- **EXERCISE PROMPT**
Scan the entries that follow and copy out every line containing "shown".

### GIVEN RECORDS ###

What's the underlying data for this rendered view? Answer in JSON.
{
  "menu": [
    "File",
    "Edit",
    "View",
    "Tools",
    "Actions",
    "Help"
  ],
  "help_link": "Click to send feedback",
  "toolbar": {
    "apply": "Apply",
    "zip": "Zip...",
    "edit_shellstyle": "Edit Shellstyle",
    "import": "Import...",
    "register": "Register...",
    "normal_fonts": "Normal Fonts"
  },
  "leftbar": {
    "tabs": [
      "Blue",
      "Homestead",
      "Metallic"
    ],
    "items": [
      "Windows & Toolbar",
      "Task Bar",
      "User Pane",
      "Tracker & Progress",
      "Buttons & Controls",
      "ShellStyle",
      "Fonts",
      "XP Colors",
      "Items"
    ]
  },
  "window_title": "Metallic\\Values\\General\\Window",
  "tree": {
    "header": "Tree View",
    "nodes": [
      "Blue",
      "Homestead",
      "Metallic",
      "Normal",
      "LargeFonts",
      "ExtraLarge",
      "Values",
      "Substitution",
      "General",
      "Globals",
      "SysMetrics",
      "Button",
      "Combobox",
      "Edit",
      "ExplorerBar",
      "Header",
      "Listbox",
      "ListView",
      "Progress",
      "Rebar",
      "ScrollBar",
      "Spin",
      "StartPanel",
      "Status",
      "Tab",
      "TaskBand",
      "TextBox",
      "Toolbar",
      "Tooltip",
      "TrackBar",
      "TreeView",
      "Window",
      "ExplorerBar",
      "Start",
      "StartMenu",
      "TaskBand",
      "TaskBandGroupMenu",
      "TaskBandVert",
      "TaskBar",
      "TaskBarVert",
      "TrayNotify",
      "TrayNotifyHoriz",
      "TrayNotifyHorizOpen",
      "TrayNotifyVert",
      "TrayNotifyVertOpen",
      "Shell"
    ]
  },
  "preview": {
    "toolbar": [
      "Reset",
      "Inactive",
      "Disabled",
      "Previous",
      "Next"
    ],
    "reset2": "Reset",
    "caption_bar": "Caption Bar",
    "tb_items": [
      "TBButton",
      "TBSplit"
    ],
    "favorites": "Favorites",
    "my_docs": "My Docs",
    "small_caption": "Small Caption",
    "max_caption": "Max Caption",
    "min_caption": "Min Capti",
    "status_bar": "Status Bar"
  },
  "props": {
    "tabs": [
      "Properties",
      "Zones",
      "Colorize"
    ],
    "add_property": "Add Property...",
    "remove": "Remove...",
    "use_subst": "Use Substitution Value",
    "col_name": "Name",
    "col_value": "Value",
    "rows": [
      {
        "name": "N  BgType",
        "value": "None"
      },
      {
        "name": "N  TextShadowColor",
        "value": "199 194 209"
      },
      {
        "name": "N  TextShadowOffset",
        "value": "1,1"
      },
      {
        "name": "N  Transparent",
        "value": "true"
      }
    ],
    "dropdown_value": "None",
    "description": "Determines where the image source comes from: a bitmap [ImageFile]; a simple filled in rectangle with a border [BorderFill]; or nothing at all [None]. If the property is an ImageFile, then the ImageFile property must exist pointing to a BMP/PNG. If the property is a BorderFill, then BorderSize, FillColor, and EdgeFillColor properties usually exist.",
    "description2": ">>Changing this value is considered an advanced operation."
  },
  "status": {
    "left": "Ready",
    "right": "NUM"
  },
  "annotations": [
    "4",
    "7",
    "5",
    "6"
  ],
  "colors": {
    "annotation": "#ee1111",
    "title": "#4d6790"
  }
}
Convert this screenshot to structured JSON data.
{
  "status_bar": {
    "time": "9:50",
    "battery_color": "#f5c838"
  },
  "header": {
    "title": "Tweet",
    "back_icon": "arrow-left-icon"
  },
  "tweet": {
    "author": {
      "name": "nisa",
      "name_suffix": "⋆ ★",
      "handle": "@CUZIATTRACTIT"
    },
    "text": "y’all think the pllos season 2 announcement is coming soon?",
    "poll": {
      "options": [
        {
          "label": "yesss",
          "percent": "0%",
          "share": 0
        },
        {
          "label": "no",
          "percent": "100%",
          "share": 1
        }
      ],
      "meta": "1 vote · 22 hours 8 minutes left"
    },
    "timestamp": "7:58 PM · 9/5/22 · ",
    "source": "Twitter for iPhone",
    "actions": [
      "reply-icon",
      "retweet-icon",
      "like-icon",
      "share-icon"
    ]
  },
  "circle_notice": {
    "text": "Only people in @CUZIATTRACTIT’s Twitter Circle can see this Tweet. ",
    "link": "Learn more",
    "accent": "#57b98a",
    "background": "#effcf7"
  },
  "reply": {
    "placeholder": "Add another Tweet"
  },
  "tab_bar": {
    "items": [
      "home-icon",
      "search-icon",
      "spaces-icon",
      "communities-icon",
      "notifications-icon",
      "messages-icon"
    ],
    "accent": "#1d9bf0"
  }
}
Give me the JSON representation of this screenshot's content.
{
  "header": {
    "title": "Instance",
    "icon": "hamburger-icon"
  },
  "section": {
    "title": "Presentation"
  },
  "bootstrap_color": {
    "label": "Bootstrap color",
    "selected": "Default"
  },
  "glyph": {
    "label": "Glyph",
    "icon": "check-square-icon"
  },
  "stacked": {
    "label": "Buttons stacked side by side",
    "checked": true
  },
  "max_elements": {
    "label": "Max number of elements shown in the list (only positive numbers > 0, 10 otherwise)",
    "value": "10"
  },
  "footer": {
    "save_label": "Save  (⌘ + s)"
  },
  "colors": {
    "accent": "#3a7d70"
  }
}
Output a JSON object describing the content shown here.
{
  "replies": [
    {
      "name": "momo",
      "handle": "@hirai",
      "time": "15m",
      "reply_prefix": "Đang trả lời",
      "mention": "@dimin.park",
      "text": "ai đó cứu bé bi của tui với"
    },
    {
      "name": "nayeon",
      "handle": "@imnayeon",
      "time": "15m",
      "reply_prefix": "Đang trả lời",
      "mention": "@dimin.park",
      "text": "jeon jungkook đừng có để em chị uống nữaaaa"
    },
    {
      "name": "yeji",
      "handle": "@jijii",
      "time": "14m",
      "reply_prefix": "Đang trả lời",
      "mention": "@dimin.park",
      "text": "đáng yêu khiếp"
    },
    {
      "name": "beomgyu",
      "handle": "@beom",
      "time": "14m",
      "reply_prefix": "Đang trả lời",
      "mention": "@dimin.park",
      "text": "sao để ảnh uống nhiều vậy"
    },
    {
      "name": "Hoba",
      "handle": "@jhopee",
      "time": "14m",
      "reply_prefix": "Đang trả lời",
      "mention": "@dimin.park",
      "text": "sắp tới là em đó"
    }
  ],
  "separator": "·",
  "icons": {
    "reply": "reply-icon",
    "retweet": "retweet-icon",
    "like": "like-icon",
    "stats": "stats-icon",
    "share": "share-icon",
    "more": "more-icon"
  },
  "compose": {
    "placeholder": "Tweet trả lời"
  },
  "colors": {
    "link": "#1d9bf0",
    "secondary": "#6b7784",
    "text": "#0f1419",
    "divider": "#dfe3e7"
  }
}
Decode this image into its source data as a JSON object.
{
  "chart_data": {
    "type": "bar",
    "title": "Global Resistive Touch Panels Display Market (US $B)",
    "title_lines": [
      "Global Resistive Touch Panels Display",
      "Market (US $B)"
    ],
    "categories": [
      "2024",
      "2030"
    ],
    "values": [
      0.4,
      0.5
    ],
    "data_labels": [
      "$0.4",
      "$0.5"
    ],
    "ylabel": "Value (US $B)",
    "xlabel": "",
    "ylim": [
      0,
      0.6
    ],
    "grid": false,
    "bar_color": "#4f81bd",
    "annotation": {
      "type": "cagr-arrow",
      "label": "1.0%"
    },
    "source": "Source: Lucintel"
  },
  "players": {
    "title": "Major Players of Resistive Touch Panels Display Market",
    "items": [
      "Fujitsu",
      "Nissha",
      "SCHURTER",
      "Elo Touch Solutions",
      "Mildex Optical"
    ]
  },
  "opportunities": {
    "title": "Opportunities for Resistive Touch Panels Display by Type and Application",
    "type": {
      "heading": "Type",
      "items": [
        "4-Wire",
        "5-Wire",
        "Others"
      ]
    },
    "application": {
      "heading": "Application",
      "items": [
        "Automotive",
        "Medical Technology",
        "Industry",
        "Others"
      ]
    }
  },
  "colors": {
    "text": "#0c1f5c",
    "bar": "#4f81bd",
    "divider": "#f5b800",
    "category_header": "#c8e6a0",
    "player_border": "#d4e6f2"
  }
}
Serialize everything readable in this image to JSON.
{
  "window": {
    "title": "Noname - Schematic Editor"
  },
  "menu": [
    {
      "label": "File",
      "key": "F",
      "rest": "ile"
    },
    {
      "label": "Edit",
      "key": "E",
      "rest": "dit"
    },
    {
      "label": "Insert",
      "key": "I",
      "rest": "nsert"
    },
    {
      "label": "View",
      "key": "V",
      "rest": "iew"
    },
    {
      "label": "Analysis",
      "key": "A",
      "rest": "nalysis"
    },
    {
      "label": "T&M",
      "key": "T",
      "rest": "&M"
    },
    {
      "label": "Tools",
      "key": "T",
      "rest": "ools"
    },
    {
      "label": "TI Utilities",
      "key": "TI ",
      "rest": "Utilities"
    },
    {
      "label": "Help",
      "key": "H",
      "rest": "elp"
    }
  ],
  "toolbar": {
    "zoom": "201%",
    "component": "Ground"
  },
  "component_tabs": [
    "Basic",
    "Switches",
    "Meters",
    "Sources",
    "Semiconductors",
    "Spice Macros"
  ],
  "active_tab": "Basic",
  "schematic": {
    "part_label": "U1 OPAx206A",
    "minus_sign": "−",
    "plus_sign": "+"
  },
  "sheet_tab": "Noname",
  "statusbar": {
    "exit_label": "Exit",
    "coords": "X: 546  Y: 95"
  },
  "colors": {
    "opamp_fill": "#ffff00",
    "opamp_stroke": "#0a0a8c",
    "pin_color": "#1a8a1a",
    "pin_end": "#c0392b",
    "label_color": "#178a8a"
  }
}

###

- **TASK OUTPUT**
    "label": "Max number of elements shown in the list (only positive numbers > 0, 10 otherwise)",
Output a JSON object describing the content shown here.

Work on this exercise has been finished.